Nell of Shorne Mills (Chapter 10, page 1 of 9)

Previous Page
Next Page

Chapter 10

All the way up to town Drake felt very depressed. It is strange that we
mortals never thoroughly appreciate a thing until we have lost it, or a
time until it has slipped past us; and Drake only realized, as the
express rushed along and took him farther and farther away from Shorne
Mills, how contented, and, yes, nearly happy, he had been there,
notwithstanding the pain and inconvenience of a broken limb.

As he leaned back and smoked, he thought of the little village in the
cleft of the cliffs, of the opaline sea, of the miniature jetty on which
he had so often sat and basked in the sunlight; but, more than all, he
thought of The Cottage, of the racketing, warm-hearted Dick, and--and of
Nell of Shorne Mills.

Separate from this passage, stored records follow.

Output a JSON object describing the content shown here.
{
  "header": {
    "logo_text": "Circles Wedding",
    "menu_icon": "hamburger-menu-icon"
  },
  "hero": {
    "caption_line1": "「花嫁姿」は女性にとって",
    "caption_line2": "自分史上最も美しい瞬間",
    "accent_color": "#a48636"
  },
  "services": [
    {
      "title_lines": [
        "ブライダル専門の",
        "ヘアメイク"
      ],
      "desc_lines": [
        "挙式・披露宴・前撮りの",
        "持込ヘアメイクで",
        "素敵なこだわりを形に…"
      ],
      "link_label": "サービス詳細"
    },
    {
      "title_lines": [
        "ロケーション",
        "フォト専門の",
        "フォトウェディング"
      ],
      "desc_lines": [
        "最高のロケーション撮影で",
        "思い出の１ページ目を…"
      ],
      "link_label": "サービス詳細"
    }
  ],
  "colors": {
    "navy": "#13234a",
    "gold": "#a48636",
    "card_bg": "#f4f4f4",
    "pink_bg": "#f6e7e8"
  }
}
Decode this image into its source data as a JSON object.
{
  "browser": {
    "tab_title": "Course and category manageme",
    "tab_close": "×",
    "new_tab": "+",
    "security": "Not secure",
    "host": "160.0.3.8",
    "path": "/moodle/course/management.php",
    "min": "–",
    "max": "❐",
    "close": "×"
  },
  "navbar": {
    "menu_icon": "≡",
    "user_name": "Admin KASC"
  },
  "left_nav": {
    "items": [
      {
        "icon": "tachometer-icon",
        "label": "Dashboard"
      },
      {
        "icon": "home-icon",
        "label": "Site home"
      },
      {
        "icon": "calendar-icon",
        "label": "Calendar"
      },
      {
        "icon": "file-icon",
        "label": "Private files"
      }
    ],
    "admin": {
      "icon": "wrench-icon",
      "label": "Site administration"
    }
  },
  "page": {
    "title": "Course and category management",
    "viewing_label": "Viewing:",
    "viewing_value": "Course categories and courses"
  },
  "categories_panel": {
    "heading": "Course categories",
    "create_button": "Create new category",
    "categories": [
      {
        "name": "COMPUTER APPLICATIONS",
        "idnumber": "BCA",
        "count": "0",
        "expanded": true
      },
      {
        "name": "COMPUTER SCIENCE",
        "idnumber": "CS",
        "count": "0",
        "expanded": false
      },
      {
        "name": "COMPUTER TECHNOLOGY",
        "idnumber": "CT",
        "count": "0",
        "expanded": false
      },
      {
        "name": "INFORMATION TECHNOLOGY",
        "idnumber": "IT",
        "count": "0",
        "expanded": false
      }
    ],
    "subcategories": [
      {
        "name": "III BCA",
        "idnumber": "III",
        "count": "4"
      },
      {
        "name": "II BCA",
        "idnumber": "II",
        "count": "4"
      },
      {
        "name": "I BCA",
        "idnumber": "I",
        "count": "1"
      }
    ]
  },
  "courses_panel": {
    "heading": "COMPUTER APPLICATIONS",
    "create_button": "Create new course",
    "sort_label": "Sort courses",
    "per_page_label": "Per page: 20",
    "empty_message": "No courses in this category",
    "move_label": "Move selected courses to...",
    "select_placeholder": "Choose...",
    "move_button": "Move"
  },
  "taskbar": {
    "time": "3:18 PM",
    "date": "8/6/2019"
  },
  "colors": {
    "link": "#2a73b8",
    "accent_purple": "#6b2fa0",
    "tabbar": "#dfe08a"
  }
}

It seemed hard to realize, and not a little painful, that he should
never again sit in the parlor which now seemed to him so cozy, and
listen to the girl playing Chopin and Grieg; or ride beside her over the
yellow and purple moor; or lie coiled up at her feet as she sailed the
_Annie Laurie_.

He began to suspect that he had taken a greater interest in her than he
was aware of; he had grown accustomed to the sweet face, the musical
voice, the little tricks of manner and expression which went to make up
a charm which he now felt she certainly possessed. He looked round the
carriage and sighed as if he missed something, as if something had gone
out of his life.

They had been awfully good to him; they had in very truth played the
part of the good Samaritan; and in his mind he compared these simple
folk, buried in an out-of-the-way fishing village, with some of his
fashionable friends. Which of them would have nursed him as he had been
nursed at The Cottage, would have treated him as one of the family,
would have lavished upon him a regard nearly akin to affection? It was a
hollow world, he thought, and he wished to Heaven he had been born in
Shorne Mills, and got his living as a fisherman, putting in his spare
time by looking after, say, the _Annie Laurie_!

He had wired to his man, and he found his rooms all ready for him. He
wondered as he looked round the handsome and tastefully furnished
sitting room, while Sparling helped him off with his coat, whether he
should be able to afford to keep them up much longer.

"Any news, Sparling?" he asked. "Hope you've been all right," he added,
in the pleasant and friendly way with which he always addressed those
who did service for him.

Previous Page
Next Page

Rate This Book

Current Rating: 2.5/5 (113 votes cast)

Review This Book or Post a Comment